I have found a great use for cilantro...Get that wonderful new shredded broccoli and make a dressing of wine vinegar, mayo, fresh chives, a little onion and cilantro plus salt and pepper to taste. People I have served it to just rave!
From: Stanley_Townsend.RedwoodFN.org (Stanley Townsend)
Celantro is also excellent in omlets.
From: itype.aol.com (Itype)
Cilantro is also known as Mexican parsley and tastes like a cross between marjoram and parsley. It can be used in salads, soups, stews. My favorite use is to rub it on chicken along with fresh ground pepper and roast slowly until well done. My family loves chicken prepared this way. Experiment and enjoy!
I know it as Chinese parsley and love to use it in an olive oil/balsamic vinegar / garlic dip for artichokes
From: JUAN <75267.3402.CompuServe.COM>
it tastes better than it smells when combined with chili and onions it is used in mexican recipes all the time, especially when used in exotic dishes you can use cominos (cumin) crushed fresh in the same way in mexican dishes these herbs liven an otherwise humdrum dish such beans try it you'll like it
cilantro is also called chinese parseley but most commonly as coriander.
coriander is an annual herb that is mostly used in indian (as in india), mexican, and oriental cuisines. it adds a slightly piquant flavour which is missed if isn't used (i know this sounds funny, but if you eat two similar dishes, i.e., chicken burrito...one with cilantro and one without, you will truly notice the difference).
in indian cuisine, the seed is used as well as the aerial sections of the herb. and i have found coriander seed to be viable even after 20 yrs!
From: nyts.news.dorsai.org (Bart Lidofsky)
: in indian cuisine, the seed is used as well as the aerial sections of the herb
: and i have found coriander seed to be viable even after 20 yrs!!
I have found cilantro/corriander to be something of an acquired taste. A good way to get acclimated is a corriander chutney, made from mixing finely chopped corriander with yoghurt, which is good with salad.
From: Cathy LeFevre <clefevre.tcd.net>
You didn't mention one of it's most common uses, salsa!
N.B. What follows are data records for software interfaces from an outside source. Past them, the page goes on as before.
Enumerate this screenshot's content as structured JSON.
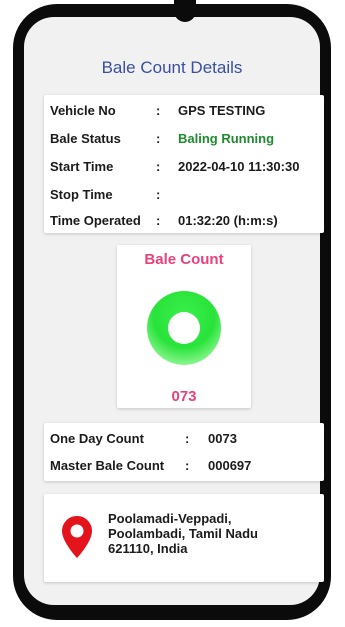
{
  "page": {
    "title": "Bale Count Details"
  },
  "details": {
    "rows": [
      {
        "label": "Vehicle No",
        "value": "GPS TESTING"
      },
      {
        "label": "Bale Status",
        "value": "Baling Running"
      },
      {
        "label": "Start Time",
        "value": "2022-04-10 11:30:30"
      },
      {
        "label": "Stop Time",
        "value": ""
      },
      {
        "label": "Time Operated",
        "value": "01:32:20 (h:m:s)"
      }
    ],
    "separator": ":"
  },
  "bale": {
    "title": "Bale Count",
    "value": "073"
  },
  "counts": {
    "rows": [
      {
        "label": "One Day Count",
        "value": "0073"
      },
      {
        "label": "Master Bale Count",
        "value": "000697"
      }
    ]
  },
  "location": {
    "lines": [
      "Poolamadi-Veppadi,",
      "Poolambadi, Tamil Nadu",
      "621110, India"
    ],
    "icon": "location-pin-icon"
  },
  "colors": {
    "title": "#3a4fa1",
    "status_running": "#1e8a2e",
    "accent_pink": "#e8417c",
    "ring_green": "#28e33a",
    "pin_red": "#e3141b"
  }
}
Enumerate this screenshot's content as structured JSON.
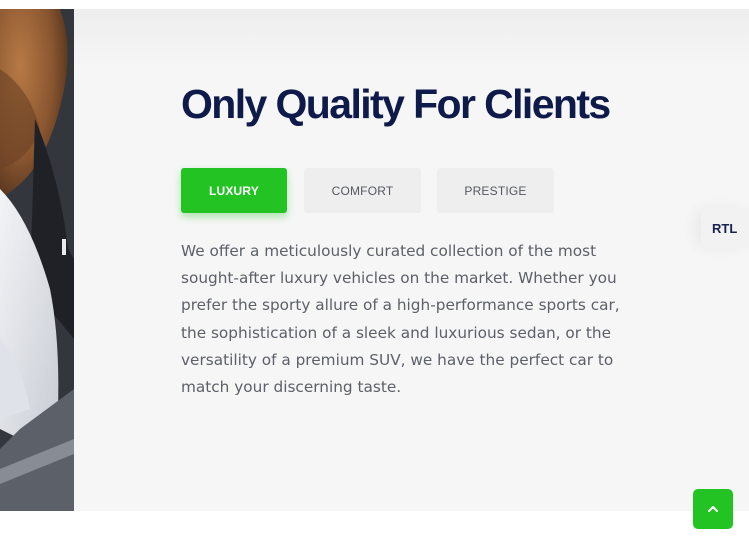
{
  "section": {
    "heading": "Only Quality For Clients",
    "tabs": [
      {
        "label": "LUXURY",
        "active": true
      },
      {
        "label": "COMFORT",
        "active": false
      },
      {
        "label": "PRESTIGE",
        "active": false
      }
    ],
    "description": "We offer a meticulously curated collection of the most sought-after luxury vehicles on the market. Whether you prefer the sporty allure of a high-performance sports car, the sophistication of a sleek and luxurious sedan, or the versatility of a premium SUV, we have the perfect car to match your discerning taste."
  },
  "rtl_toggle": {
    "label": "RTL"
  },
  "scroll_top": {
    "icon": "chevron-up-icon"
  },
  "colors": {
    "accent_green": "#22c322",
    "heading_navy": "#0d1a4a",
    "section_bg": "#f6f6f7"
  }
}
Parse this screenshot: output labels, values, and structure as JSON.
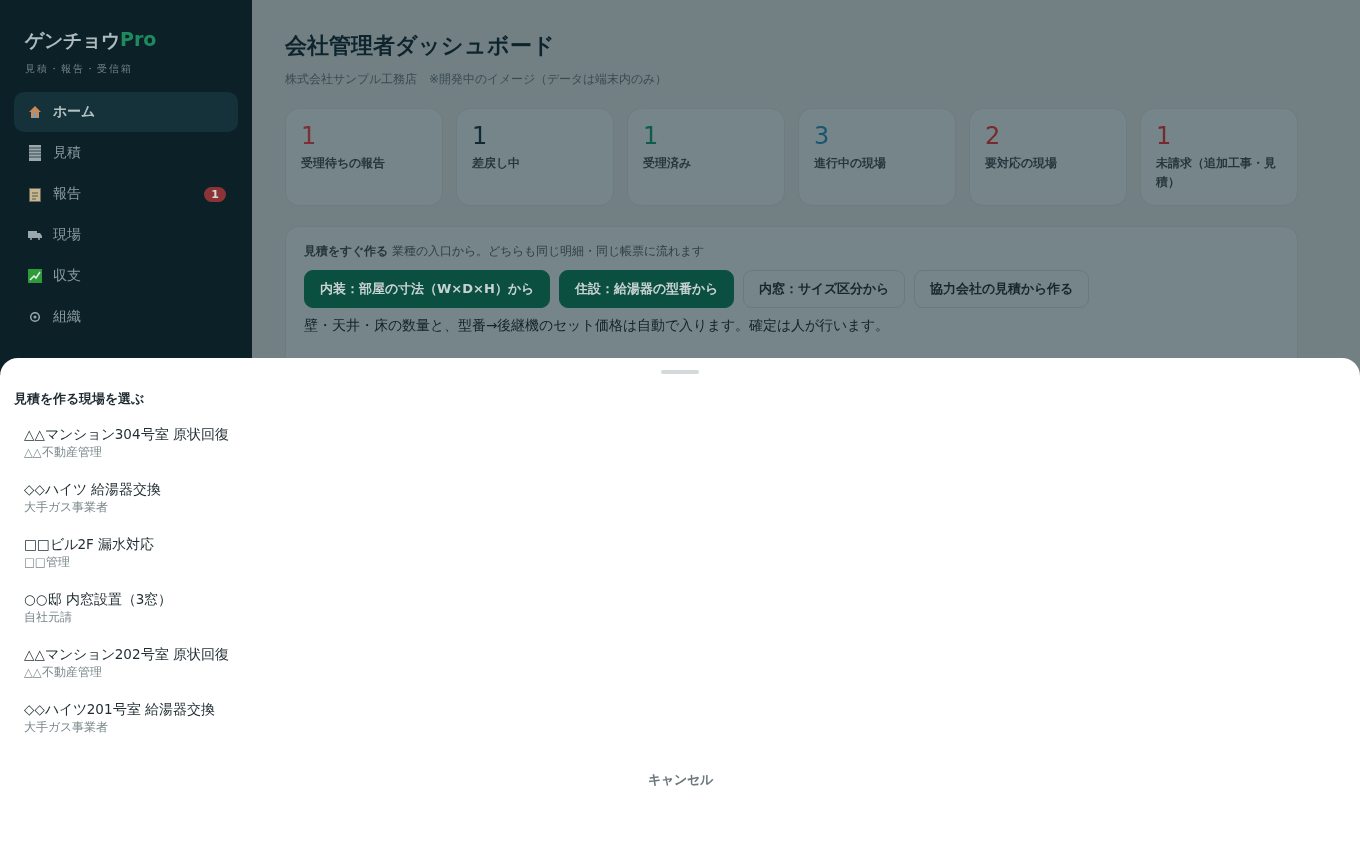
{
  "sidebar": {
    "logo": {
      "name": "ゲンチョウ",
      "suffix": "Pro"
    },
    "tagline": "見積・報告・受信箱",
    "items": [
      {
        "label": "ホーム",
        "selected": true
      },
      {
        "label": "見積",
        "selected": false
      },
      {
        "label": "報告",
        "selected": false,
        "badge": "1"
      },
      {
        "label": "現場",
        "selected": false
      },
      {
        "label": "収支",
        "selected": false
      },
      {
        "label": "組織",
        "selected": false
      }
    ]
  },
  "main": {
    "title": "会社管理者ダッシュボード",
    "subtitle": "株式会社サンプル工務店　※開発中のイメージ（データは端末内のみ）",
    "stats": [
      {
        "value": "1",
        "label": "受理待ちの報告",
        "color": "#7a3034"
      },
      {
        "value": "1",
        "label": "差戻し中",
        "color": "#0f2a33"
      },
      {
        "value": "1",
        "label": "受理済み",
        "color": "#0d5c48"
      },
      {
        "value": "3",
        "label": "進行中の現場",
        "color": "#175670"
      },
      {
        "value": "2",
        "label": "要対応の現場",
        "color": "#772a2e"
      },
      {
        "value": "1",
        "label": "未請求（追加工事・見積）",
        "color": "#772a2e"
      }
    ],
    "quick": {
      "heading": "**見積をすぐ作る** 業種の入口から。どちらも同じ明細・同じ帳票に流れます",
      "buttons": [
        {
          "label": "内装：部屋の寸法（W×D×H）から",
          "kind": "primary"
        },
        {
          "label": "住設：給湯器の型番から",
          "kind": "primary"
        },
        {
          "label": "内窓：サイズ区分から",
          "kind": "outline"
        },
        {
          "label": "協力会社の見積から作る",
          "kind": "outline"
        }
      ],
      "note": "壁・天井・床の数量と、型番→後継機のセット価格は自動で入ります。確定は人が行います。"
    }
  },
  "sheet": {
    "title": "見積を作る現場を選ぶ",
    "sites": [
      {
        "name": "△△マンション304号室 原状回復",
        "client": "△△不動産管理"
      },
      {
        "name": "◇◇ハイツ 給湯器交換",
        "client": "大手ガス事業者"
      },
      {
        "name": "□□ビル2F 漏水対応",
        "client": "□□管理"
      },
      {
        "name": "○○邸 内窓設置（3窓）",
        "client": "自社元請"
      },
      {
        "name": "△△マンション202号室 原状回復",
        "client": "△△不動産管理"
      },
      {
        "name": "◇◇ハイツ201号室 給湯器交換",
        "client": "大手ガス事業者"
      }
    ],
    "cancel": "キャンセル"
  }
}
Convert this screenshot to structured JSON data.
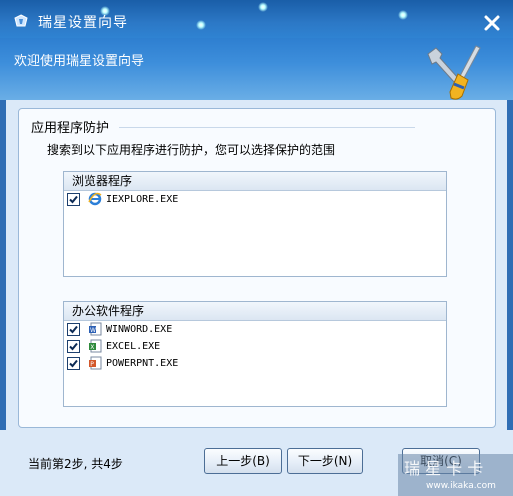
{
  "window": {
    "title": "瑞星设置向导"
  },
  "header": {
    "subtitle": "欢迎使用瑞星设置向导"
  },
  "section": {
    "title": "应用程序防护",
    "description": "搜索到以下应用程序进行防护，您可以选择保护的范围"
  },
  "groups": {
    "browser": {
      "title": "浏览器程序",
      "items": [
        {
          "label": "IEXPLORE.EXE",
          "checked": true,
          "icon": "ie-icon"
        }
      ]
    },
    "office": {
      "title": "办公软件程序",
      "items": [
        {
          "label": "WINWORD.EXE",
          "checked": true,
          "icon": "word-icon"
        },
        {
          "label": "EXCEL.EXE",
          "checked": true,
          "icon": "excel-icon"
        },
        {
          "label": "POWERPNT.EXE",
          "checked": true,
          "icon": "powerpoint-icon"
        }
      ]
    }
  },
  "footer": {
    "step_text": "当前第2步, 共4步",
    "prev_label": "上一步(B)",
    "next_label": "下一步(N)",
    "cancel_label": "取消(C)"
  },
  "watermark": {
    "text": "www.ikaka.com"
  },
  "colors": {
    "titlebar": "#2c78c6",
    "content": "#dbe9f8"
  }
}
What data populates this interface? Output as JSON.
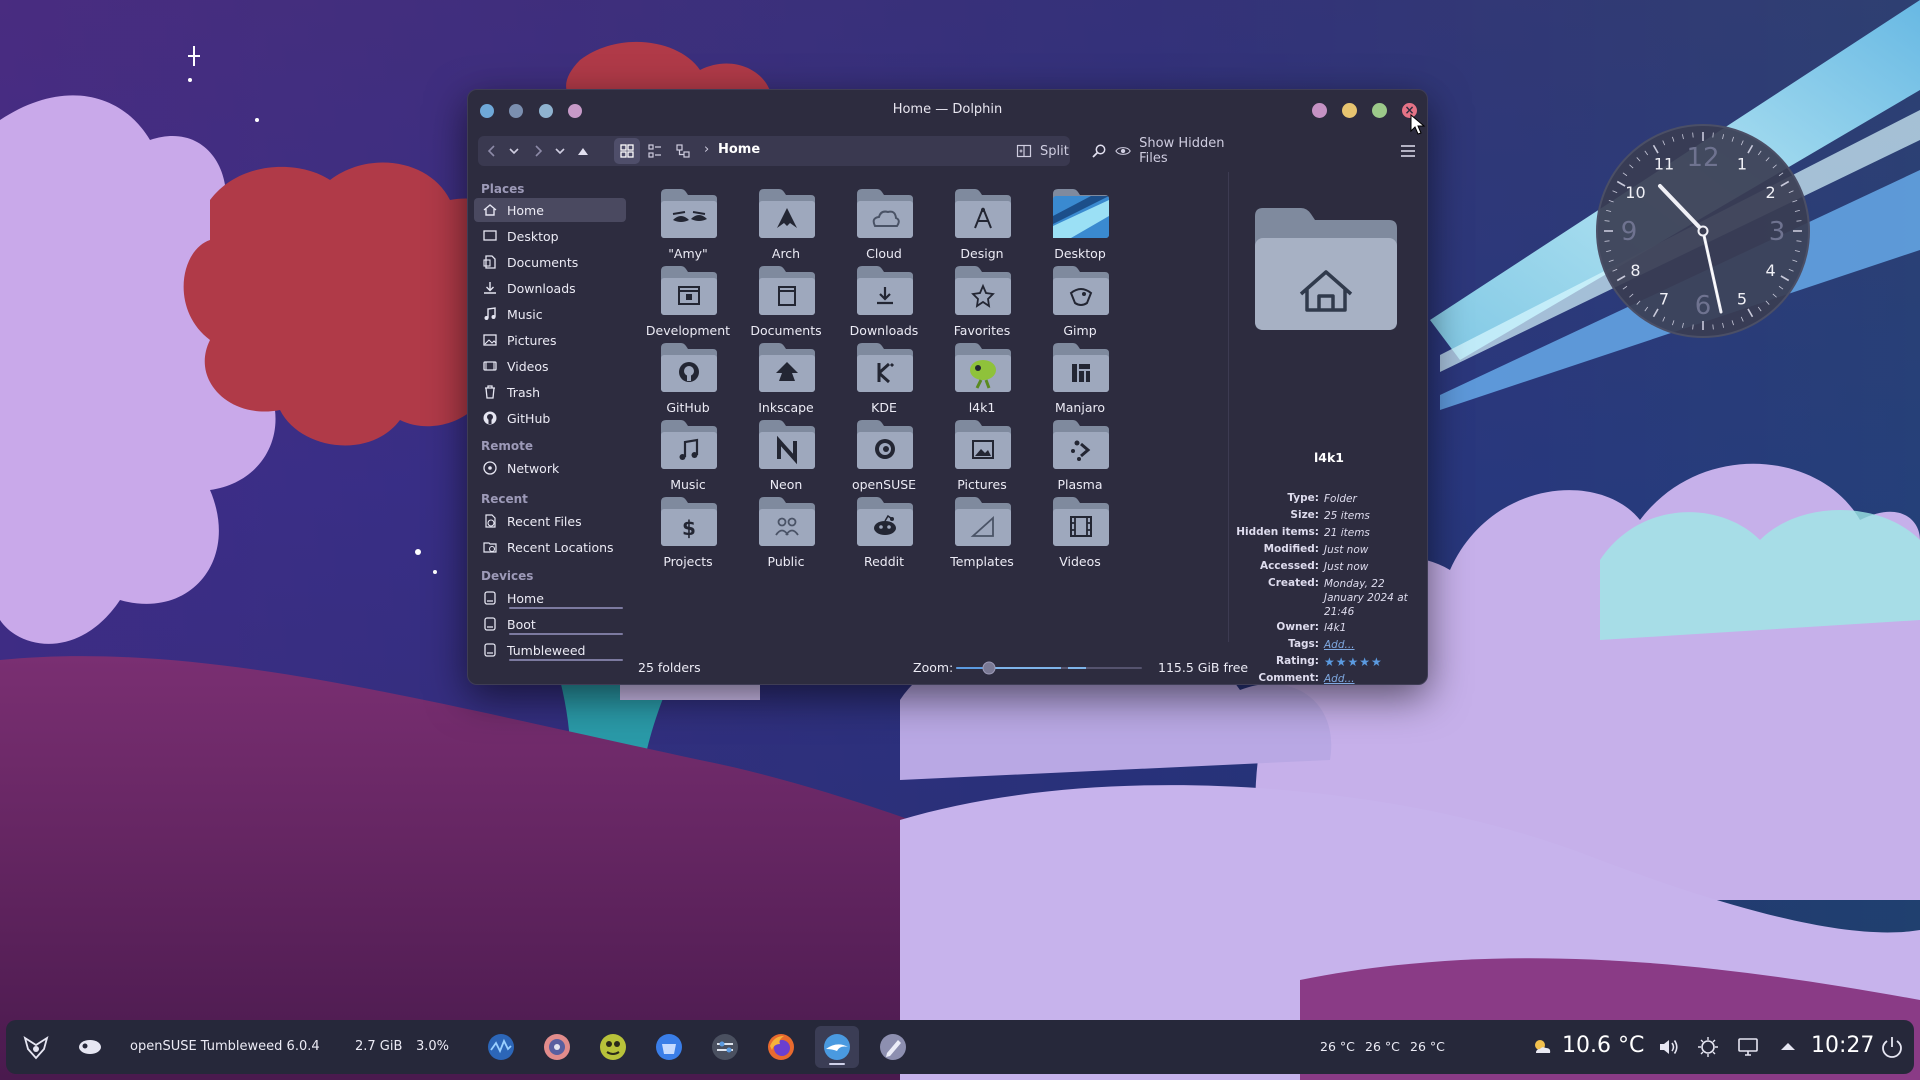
{
  "window": {
    "title": "Home — Dolphin",
    "breadcrumb": "Home",
    "split_label": "Split",
    "hidden_files_label": "Show Hidden Files"
  },
  "sidebar": {
    "sections": {
      "places": "Places",
      "remote": "Remote",
      "recent": "Recent",
      "devices": "Devices"
    },
    "places": [
      {
        "label": "Home",
        "icon": "home-icon",
        "active": true
      },
      {
        "label": "Desktop",
        "icon": "desktop-icon"
      },
      {
        "label": "Documents",
        "icon": "documents-icon"
      },
      {
        "label": "Downloads",
        "icon": "downloads-icon"
      },
      {
        "label": "Music",
        "icon": "music-icon"
      },
      {
        "label": "Pictures",
        "icon": "pictures-icon"
      },
      {
        "label": "Videos",
        "icon": "videos-icon"
      },
      {
        "label": "Trash",
        "icon": "trash-icon"
      },
      {
        "label": "GitHub",
        "icon": "github-icon"
      }
    ],
    "remote": [
      {
        "label": "Network",
        "icon": "network-icon"
      }
    ],
    "recent": [
      {
        "label": "Recent Files",
        "icon": "recent-files-icon"
      },
      {
        "label": "Recent Locations",
        "icon": "recent-locations-icon"
      }
    ],
    "devices": [
      {
        "label": "Home",
        "icon": "drive-icon"
      },
      {
        "label": "Boot",
        "icon": "drive-icon"
      },
      {
        "label": "Tumbleweed",
        "icon": "drive-icon"
      }
    ]
  },
  "folders": [
    {
      "label": "\"Amy\"",
      "icon": "eyes-icon"
    },
    {
      "label": "Arch",
      "icon": "arch-icon"
    },
    {
      "label": "Cloud",
      "icon": "cloud-icon"
    },
    {
      "label": "Design",
      "icon": "compass-icon"
    },
    {
      "label": "Desktop",
      "icon": "desktop-wallpaper-icon"
    },
    {
      "label": "Development",
      "icon": "development-icon"
    },
    {
      "label": "Documents",
      "icon": "document-icon"
    },
    {
      "label": "Downloads",
      "icon": "download-icon"
    },
    {
      "label": "Favorites",
      "icon": "star-icon"
    },
    {
      "label": "Gimp",
      "icon": "gimp-icon"
    },
    {
      "label": "GitHub",
      "icon": "github-icon"
    },
    {
      "label": "Inkscape",
      "icon": "inkscape-icon"
    },
    {
      "label": "KDE",
      "icon": "kde-icon"
    },
    {
      "label": "l4k1",
      "icon": "lizard-icon"
    },
    {
      "label": "Manjaro",
      "icon": "manjaro-icon"
    },
    {
      "label": "Music",
      "icon": "music-note-icon"
    },
    {
      "label": "Neon",
      "icon": "neon-icon"
    },
    {
      "label": "openSUSE",
      "icon": "opensuse-icon"
    },
    {
      "label": "Pictures",
      "icon": "picture-icon"
    },
    {
      "label": "Plasma",
      "icon": "plasma-icon"
    },
    {
      "label": "Projects",
      "icon": "dollar-icon"
    },
    {
      "label": "Public",
      "icon": "people-icon"
    },
    {
      "label": "Reddit",
      "icon": "reddit-icon"
    },
    {
      "label": "Templates",
      "icon": "template-icon"
    },
    {
      "label": "Videos",
      "icon": "film-icon"
    }
  ],
  "info": {
    "name": "l4k1",
    "type_k": "Type:",
    "type_v": "Folder",
    "size_k": "Size:",
    "size_v": "25 items",
    "hidden_k": "Hidden items:",
    "hidden_v": "21 items",
    "modified_k": "Modified:",
    "modified_v": "Just now",
    "accessed_k": "Accessed:",
    "accessed_v": "Just now",
    "created_k": "Created:",
    "created_v": "Monday, 22 January 2024 at 21:46",
    "owner_k": "Owner:",
    "owner_v": "l4k1",
    "tags_k": "Tags:",
    "tags_v": "Add...",
    "rating_k": "Rating:",
    "rating_stars": 5,
    "comment_k": "Comment:",
    "comment_v": "Add..."
  },
  "status": {
    "count": "25 folders",
    "zoom_label": "Zoom:",
    "zoom_fraction": 0.15,
    "free": "115.5 GiB free"
  },
  "clock": {
    "numbers": [
      "12",
      "1",
      "2",
      "3",
      "4",
      "5",
      "6",
      "7",
      "8",
      "9",
      "10",
      "11"
    ],
    "time": "10:27"
  },
  "taskbar": {
    "os_label": "openSUSE Tumbleweed 6.0.4",
    "memory": "2.7 GiB",
    "cpu": "3.0%",
    "apps": [
      "monitor-app-icon",
      "discover-app-icon",
      "lizard-app-icon",
      "shop-app-icon",
      "settings-app-icon",
      "firefox-app-icon",
      "dolphin-app-icon",
      "editor-app-icon"
    ],
    "temps": [
      "26 °C",
      "26 °C",
      "26 °C"
    ],
    "weather": "10.6 °C",
    "time": "10:27"
  },
  "colors": {
    "accent": "#5b9ae0",
    "folder": "#9ea8bd",
    "window_bg": "#2d2c3f",
    "close_btn": "#e57386"
  }
}
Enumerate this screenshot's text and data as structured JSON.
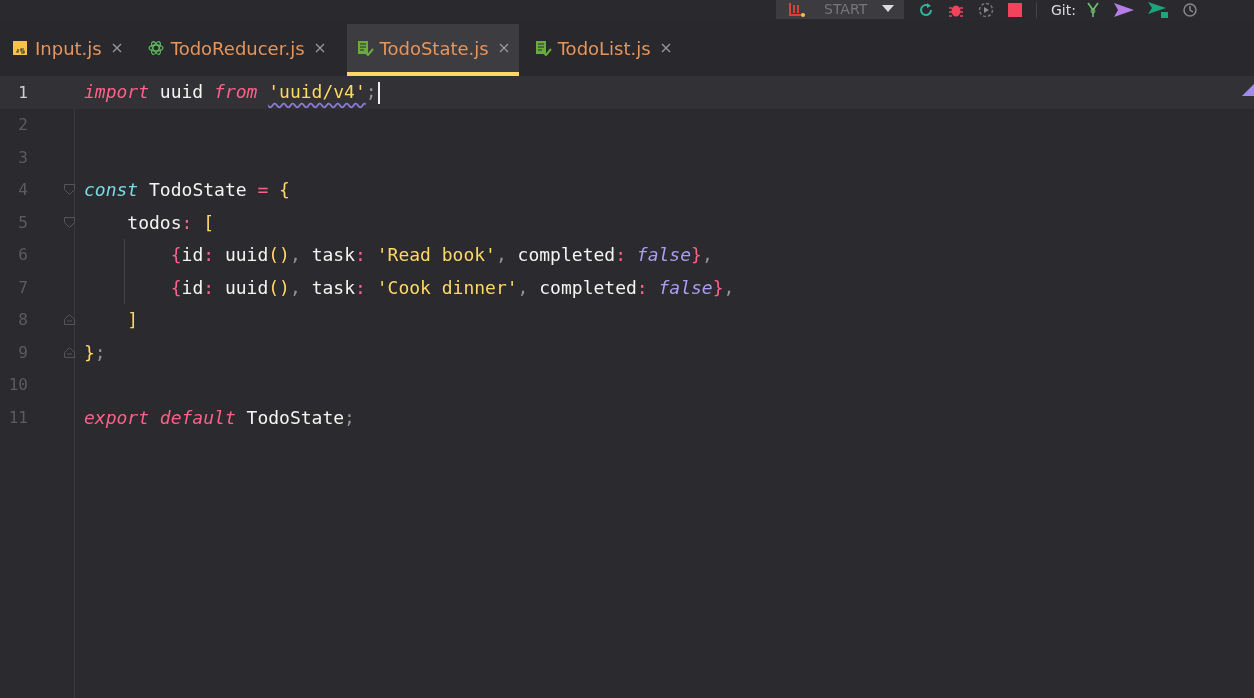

Cilantro gives that special flavor to salsa that you will find in many authentic Mexican restaurants. I never make a batch of salsa without Cilantro.